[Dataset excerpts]
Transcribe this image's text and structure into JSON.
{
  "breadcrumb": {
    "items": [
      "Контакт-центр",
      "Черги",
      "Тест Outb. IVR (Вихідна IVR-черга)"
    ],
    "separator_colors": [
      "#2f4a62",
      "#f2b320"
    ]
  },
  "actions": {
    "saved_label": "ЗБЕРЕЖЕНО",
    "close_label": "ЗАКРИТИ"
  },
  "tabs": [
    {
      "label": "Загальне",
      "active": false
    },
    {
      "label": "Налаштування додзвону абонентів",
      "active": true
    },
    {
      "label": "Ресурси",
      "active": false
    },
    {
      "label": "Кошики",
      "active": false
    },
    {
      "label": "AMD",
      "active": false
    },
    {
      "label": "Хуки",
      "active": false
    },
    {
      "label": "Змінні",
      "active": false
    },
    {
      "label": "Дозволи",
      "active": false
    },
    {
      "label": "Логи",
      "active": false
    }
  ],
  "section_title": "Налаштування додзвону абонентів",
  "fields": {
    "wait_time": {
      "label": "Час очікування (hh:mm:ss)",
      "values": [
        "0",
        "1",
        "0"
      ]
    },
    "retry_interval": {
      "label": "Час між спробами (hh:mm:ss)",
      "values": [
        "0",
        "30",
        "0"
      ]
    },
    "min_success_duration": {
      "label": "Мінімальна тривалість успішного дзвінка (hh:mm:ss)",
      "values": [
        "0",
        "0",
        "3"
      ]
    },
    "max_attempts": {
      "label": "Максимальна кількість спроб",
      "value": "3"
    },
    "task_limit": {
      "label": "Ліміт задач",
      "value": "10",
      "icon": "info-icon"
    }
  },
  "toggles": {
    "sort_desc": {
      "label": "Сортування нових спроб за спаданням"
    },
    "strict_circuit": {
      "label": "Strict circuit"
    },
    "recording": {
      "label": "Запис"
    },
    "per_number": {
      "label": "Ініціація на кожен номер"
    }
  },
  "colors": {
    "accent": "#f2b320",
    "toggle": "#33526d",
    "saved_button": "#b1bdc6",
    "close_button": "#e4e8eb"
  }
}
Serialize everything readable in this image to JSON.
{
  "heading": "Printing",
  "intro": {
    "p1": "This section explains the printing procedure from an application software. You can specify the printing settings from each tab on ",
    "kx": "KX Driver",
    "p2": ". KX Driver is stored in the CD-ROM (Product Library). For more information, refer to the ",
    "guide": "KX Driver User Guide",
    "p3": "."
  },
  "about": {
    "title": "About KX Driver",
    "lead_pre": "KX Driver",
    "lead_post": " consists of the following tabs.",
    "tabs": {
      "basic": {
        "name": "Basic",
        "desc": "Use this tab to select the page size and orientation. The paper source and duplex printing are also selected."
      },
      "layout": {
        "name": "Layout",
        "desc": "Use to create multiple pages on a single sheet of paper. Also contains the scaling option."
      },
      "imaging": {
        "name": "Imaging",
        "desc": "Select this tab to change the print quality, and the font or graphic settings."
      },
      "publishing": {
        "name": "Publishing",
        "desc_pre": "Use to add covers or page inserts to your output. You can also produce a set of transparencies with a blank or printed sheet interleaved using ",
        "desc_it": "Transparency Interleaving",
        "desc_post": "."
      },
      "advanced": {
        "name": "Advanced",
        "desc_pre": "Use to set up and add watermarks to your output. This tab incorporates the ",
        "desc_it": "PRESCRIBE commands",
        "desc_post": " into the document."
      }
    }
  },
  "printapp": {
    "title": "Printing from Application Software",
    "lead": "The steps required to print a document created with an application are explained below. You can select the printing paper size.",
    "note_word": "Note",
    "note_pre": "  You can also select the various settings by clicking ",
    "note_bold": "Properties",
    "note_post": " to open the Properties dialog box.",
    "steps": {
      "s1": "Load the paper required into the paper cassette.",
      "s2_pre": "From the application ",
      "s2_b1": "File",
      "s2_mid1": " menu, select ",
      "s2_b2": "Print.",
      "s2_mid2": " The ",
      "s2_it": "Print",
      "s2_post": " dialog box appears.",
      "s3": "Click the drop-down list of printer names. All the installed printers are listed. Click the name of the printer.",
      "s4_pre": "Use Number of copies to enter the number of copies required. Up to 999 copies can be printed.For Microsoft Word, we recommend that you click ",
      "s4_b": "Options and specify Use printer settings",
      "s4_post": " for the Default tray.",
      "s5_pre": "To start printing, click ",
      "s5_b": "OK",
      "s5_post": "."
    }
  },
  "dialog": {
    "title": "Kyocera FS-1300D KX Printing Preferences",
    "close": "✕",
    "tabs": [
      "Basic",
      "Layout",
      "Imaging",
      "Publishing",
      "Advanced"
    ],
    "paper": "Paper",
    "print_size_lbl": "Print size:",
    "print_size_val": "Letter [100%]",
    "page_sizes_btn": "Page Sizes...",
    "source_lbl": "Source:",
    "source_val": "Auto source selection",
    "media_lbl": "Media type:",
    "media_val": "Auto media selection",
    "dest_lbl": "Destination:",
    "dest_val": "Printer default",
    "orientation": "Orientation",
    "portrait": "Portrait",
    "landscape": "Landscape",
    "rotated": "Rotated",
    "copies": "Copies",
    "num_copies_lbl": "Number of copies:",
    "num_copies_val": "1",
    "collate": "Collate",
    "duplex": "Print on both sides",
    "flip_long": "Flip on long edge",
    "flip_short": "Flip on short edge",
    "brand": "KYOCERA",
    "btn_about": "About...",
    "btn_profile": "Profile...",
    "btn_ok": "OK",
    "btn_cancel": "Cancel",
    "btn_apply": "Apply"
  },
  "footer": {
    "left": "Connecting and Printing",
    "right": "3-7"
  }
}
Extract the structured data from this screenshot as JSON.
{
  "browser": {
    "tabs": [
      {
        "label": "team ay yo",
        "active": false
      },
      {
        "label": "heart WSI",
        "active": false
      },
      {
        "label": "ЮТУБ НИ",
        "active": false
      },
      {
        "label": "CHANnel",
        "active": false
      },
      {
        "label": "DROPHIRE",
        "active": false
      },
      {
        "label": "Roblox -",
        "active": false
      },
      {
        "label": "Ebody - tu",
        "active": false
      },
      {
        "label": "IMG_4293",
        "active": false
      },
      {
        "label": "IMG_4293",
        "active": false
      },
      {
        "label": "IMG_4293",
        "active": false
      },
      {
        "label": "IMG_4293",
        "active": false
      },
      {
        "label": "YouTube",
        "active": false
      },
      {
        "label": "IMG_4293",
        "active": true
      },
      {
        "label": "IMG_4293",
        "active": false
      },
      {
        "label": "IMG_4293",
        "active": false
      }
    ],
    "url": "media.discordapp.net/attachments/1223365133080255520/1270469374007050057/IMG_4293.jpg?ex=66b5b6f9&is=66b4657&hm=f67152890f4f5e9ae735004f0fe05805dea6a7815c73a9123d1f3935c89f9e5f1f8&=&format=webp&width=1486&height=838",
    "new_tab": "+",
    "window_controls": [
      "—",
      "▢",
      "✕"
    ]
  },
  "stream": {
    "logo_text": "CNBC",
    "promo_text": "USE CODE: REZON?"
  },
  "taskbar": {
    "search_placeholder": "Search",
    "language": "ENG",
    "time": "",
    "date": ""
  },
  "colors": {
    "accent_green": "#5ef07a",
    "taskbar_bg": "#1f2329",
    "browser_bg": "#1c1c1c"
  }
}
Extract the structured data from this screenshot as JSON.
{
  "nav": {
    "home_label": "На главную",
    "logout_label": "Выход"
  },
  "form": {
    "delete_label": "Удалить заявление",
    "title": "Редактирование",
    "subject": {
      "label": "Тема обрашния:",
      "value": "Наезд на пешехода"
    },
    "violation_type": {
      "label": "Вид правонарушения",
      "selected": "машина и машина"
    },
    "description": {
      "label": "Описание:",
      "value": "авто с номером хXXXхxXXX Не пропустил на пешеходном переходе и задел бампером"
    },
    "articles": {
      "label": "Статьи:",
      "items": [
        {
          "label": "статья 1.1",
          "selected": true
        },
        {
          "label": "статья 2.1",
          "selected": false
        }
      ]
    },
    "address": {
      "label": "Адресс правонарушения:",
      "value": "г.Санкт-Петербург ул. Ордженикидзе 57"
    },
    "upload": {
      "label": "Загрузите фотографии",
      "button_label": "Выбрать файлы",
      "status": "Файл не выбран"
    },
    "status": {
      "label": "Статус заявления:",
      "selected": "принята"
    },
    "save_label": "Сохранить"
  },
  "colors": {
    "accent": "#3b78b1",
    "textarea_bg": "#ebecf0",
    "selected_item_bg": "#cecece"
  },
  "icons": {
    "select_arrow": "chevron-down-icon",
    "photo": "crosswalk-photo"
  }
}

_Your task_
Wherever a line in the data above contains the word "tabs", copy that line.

_Task output_
  "tabs": [
    "lead_post": " consists of the following tabs.",
    "tabs": {
    "tabs": [
    "tabs": [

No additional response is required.